Each record below should be returned word for word, with no pictures included.

*Data for this exercise*.
>>>

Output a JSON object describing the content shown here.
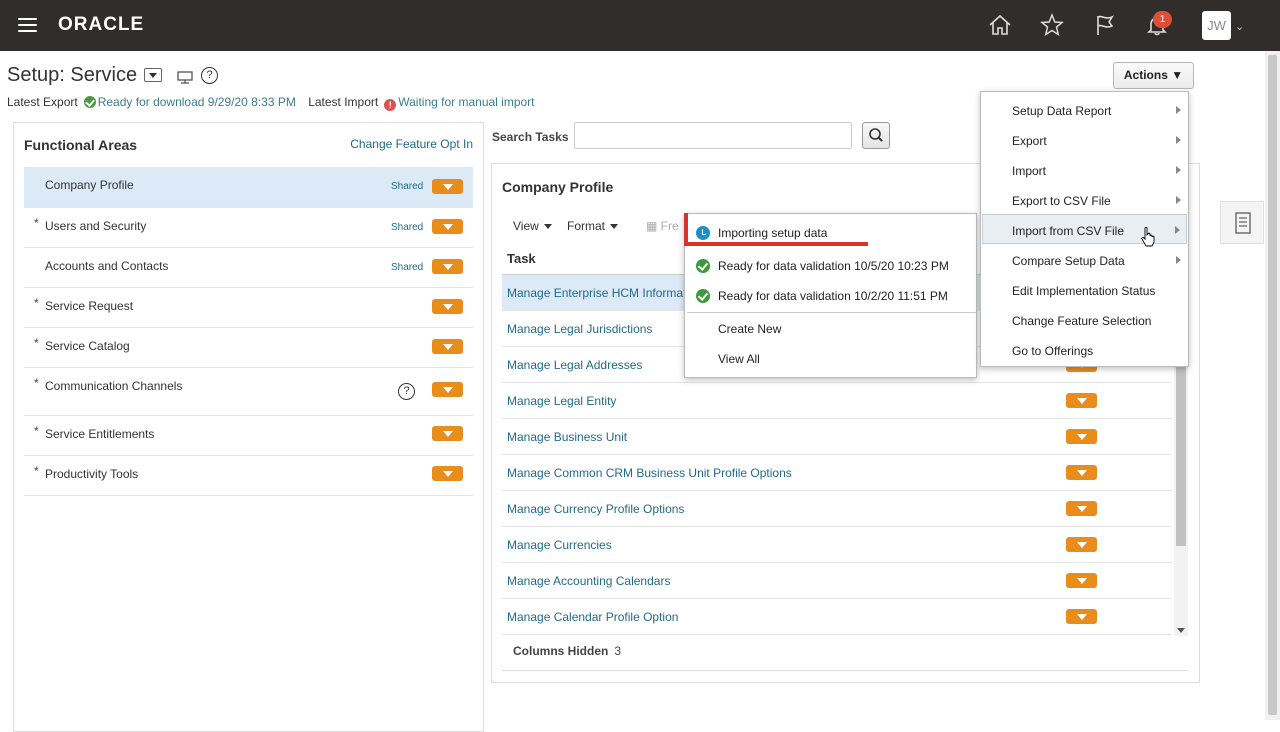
{
  "topbar": {
    "logo": "ORACLE",
    "notification_count": "1",
    "user_initials": "JW"
  },
  "page": {
    "title": "Setup: Service",
    "latest_export_label": "Latest Export",
    "latest_export_status": "Ready for download 9/29/20 8:33 PM",
    "latest_import_label": "Latest Import",
    "latest_import_status": "Waiting for manual import",
    "actions_label": "Actions"
  },
  "functional_areas": {
    "heading": "Functional Areas",
    "change_link": "Change Feature Opt In",
    "items": [
      {
        "star": "",
        "label": "Company Profile",
        "shared": "Shared"
      },
      {
        "star": "*",
        "label": "Users and Security",
        "shared": "Shared"
      },
      {
        "star": "",
        "label": "Accounts and Contacts",
        "shared": "Shared"
      },
      {
        "star": "*",
        "label": "Service Request",
        "shared": ""
      },
      {
        "star": "*",
        "label": "Service Catalog",
        "shared": ""
      },
      {
        "star": "*",
        "label": "Communication Channels",
        "shared": ""
      },
      {
        "star": "*",
        "label": "Service Entitlements",
        "shared": ""
      },
      {
        "star": "*",
        "label": "Productivity Tools",
        "shared": ""
      }
    ]
  },
  "search": {
    "label": "Search Tasks",
    "value": ""
  },
  "company_profile": {
    "title": "Company Profile",
    "toolbar": {
      "view": "View",
      "format": "Format",
      "freeze": "Fre"
    },
    "task_header": "Task",
    "tasks": [
      "Manage Enterprise HCM Informat",
      "Manage Legal Jurisdictions",
      "Manage Legal Addresses",
      "Manage Legal Entity",
      "Manage Business Unit",
      "Manage Common CRM Business Unit Profile Options",
      "Manage Currency Profile Options",
      "Manage Currencies",
      "Manage Accounting Calendars",
      "Manage Calendar Profile Option"
    ],
    "columns_hidden_label": "Columns Hidden",
    "columns_hidden_count": "3"
  },
  "import_popup": {
    "items": [
      {
        "icon": "clock-icon",
        "label": "Importing setup data"
      },
      {
        "icon": "check-icon",
        "label": "Ready for data validation 10/5/20 10:23 PM"
      },
      {
        "icon": "check-icon",
        "label": "Ready for data validation 10/2/20 11:51 PM"
      },
      {
        "icon": "",
        "label": "Create New"
      },
      {
        "icon": "",
        "label": "View All"
      }
    ]
  },
  "actions_menu": {
    "items": [
      {
        "label": "Setup Data Report",
        "submenu": true
      },
      {
        "label": "Export",
        "submenu": true
      },
      {
        "label": "Import",
        "submenu": true
      },
      {
        "label": "Export to CSV File",
        "submenu": true
      },
      {
        "label": "Import from CSV File",
        "submenu": true
      },
      {
        "label": "Compare Setup Data",
        "submenu": true
      },
      {
        "label": "Edit Implementation Status",
        "submenu": false
      },
      {
        "label": "Change Feature Selection",
        "submenu": false
      },
      {
        "label": "Go to Offerings",
        "submenu": false
      }
    ]
  },
  "colors": {
    "topbar": "#312d2a",
    "link": "#226a8a",
    "orange": "#e88d1c",
    "selected": "#dbeaf6"
  }
}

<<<

*Response area*.
Output a JSON object describing the content shown here.
{
  "topbar": {
    "logo": "ORACLE",
    "notification_count": "1",
    "user_initials": "JW"
  },
  "page": {
    "title": "Setup: Service",
    "latest_export_label": "Latest Export",
    "latest_export_status": "Ready for download 9/29/20 8:33 PM",
    "latest_import_label": "Latest Import",
    "latest_import_status": "Waiting for manual import",
    "actions_label": "Actions"
  },
  "functional_areas": {
    "heading": "Functional Areas",
    "change_link": "Change Feature Opt In",
    "items": [
      {
        "star": "",
        "label": "Company Profile",
        "shared": "Shared"
      },
      {
        "star": "*",
        "label": "Users and Security",
        "shared": "Shared"
      },
      {
        "star": "",
        "label": "Accounts and Contacts",
        "shared": "Shared"
      },
      {
        "star": "*",
        "label": "Service Request",
        "shared": ""
      },
      {
        "star": "*",
        "label": "Service Catalog",
        "shared": ""
      },
      {
        "star": "*",
        "label": "Communication Channels",
        "shared": ""
      },
      {
        "star": "*",
        "label": "Service Entitlements",
        "shared": ""
      },
      {
        "star": "*",
        "label": "Productivity Tools",
        "shared": ""
      }
    ]
  },
  "search": {
    "label": "Search Tasks",
    "value": ""
  },
  "company_profile": {
    "title": "Company Profile",
    "toolbar": {
      "view": "View",
      "format": "Format",
      "freeze": "Fre"
    },
    "task_header": "Task",
    "tasks": [
      "Manage Enterprise HCM Informat",
      "Manage Legal Jurisdictions",
      "Manage Legal Addresses",
      "Manage Legal Entity",
      "Manage Business Unit",
      "Manage Common CRM Business Unit Profile Options",
      "Manage Currency Profile Options",
      "Manage Currencies",
      "Manage Accounting Calendars",
      "Manage Calendar Profile Option"
    ],
    "columns_hidden_label": "Columns Hidden",
    "columns_hidden_count": "3"
  },
  "import_popup": {
    "items": [
      {
        "icon": "clock-icon",
        "label": "Importing setup data"
      },
      {
        "icon": "check-icon",
        "label": "Ready for data validation 10/5/20 10:23 PM"
      },
      {
        "icon": "check-icon",
        "label": "Ready for data validation 10/2/20 11:51 PM"
      },
      {
        "icon": "",
        "label": "Create New"
      },
      {
        "icon": "",
        "label": "View All"
      }
    ]
  },
  "actions_menu": {
    "items": [
      {
        "label": "Setup Data Report",
        "submenu": true
      },
      {
        "label": "Export",
        "submenu": true
      },
      {
        "label": "Import",
        "submenu": true
      },
      {
        "label": "Export to CSV File",
        "submenu": true
      },
      {
        "label": "Import from CSV File",
        "submenu": true
      },
      {
        "label": "Compare Setup Data",
        "submenu": true
      },
      {
        "label": "Edit Implementation Status",
        "submenu": false
      },
      {
        "label": "Change Feature Selection",
        "submenu": false
      },
      {
        "label": "Go to Offerings",
        "submenu": false
      }
    ]
  },
  "colors": {
    "topbar": "#312d2a",
    "link": "#226a8a",
    "orange": "#e88d1c",
    "selected": "#dbeaf6"
  }
}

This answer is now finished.